- [Exercise objective]: Find the lines of the listing that contain the string "Themes", and return them.

- [Data supplied]:

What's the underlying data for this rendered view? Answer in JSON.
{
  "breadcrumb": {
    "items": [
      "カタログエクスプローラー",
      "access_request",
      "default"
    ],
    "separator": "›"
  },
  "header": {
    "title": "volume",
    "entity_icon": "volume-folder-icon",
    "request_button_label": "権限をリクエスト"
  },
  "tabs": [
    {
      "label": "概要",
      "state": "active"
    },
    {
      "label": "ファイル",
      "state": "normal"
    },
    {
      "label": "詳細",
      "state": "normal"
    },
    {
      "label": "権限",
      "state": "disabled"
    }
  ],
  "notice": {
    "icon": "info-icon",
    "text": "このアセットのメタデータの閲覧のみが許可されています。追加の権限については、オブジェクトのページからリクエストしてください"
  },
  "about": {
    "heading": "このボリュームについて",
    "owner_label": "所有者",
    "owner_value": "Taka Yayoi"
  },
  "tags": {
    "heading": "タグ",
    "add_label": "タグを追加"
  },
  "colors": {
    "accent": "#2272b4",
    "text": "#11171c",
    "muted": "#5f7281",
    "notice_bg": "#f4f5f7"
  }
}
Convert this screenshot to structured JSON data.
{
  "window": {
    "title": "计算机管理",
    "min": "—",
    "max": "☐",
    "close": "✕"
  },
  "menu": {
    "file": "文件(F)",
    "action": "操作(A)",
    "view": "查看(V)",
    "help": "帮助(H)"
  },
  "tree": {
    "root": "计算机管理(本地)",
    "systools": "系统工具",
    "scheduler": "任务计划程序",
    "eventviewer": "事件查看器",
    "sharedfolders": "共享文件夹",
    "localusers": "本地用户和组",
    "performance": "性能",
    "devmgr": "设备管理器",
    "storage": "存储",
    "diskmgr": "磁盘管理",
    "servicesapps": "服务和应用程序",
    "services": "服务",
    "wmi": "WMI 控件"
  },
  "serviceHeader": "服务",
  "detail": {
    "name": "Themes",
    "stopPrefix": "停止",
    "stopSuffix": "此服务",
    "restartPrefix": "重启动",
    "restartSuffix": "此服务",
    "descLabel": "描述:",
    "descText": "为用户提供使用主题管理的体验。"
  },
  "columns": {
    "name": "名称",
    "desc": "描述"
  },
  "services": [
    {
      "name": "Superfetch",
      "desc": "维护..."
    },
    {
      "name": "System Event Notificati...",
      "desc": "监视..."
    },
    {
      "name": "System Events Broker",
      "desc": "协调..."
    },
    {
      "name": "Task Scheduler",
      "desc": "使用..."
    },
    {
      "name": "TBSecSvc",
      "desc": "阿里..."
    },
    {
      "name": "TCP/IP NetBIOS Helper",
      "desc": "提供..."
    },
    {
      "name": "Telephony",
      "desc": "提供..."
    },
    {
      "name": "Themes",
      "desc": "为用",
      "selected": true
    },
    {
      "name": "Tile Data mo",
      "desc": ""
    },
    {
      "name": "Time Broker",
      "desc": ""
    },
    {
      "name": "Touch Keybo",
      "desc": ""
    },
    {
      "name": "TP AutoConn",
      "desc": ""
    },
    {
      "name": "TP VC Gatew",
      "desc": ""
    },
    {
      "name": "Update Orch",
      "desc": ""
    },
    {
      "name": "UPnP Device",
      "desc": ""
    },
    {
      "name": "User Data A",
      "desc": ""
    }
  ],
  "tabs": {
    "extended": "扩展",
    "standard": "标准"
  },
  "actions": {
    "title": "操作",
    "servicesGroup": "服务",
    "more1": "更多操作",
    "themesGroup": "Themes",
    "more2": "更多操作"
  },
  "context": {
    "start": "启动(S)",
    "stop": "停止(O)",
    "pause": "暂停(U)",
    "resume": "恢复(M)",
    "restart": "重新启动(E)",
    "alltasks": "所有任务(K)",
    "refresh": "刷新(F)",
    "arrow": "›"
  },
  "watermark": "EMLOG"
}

- [Result]:
    "name": "Themes",
      "name": "Themes",
    "themesGroup": "Themes",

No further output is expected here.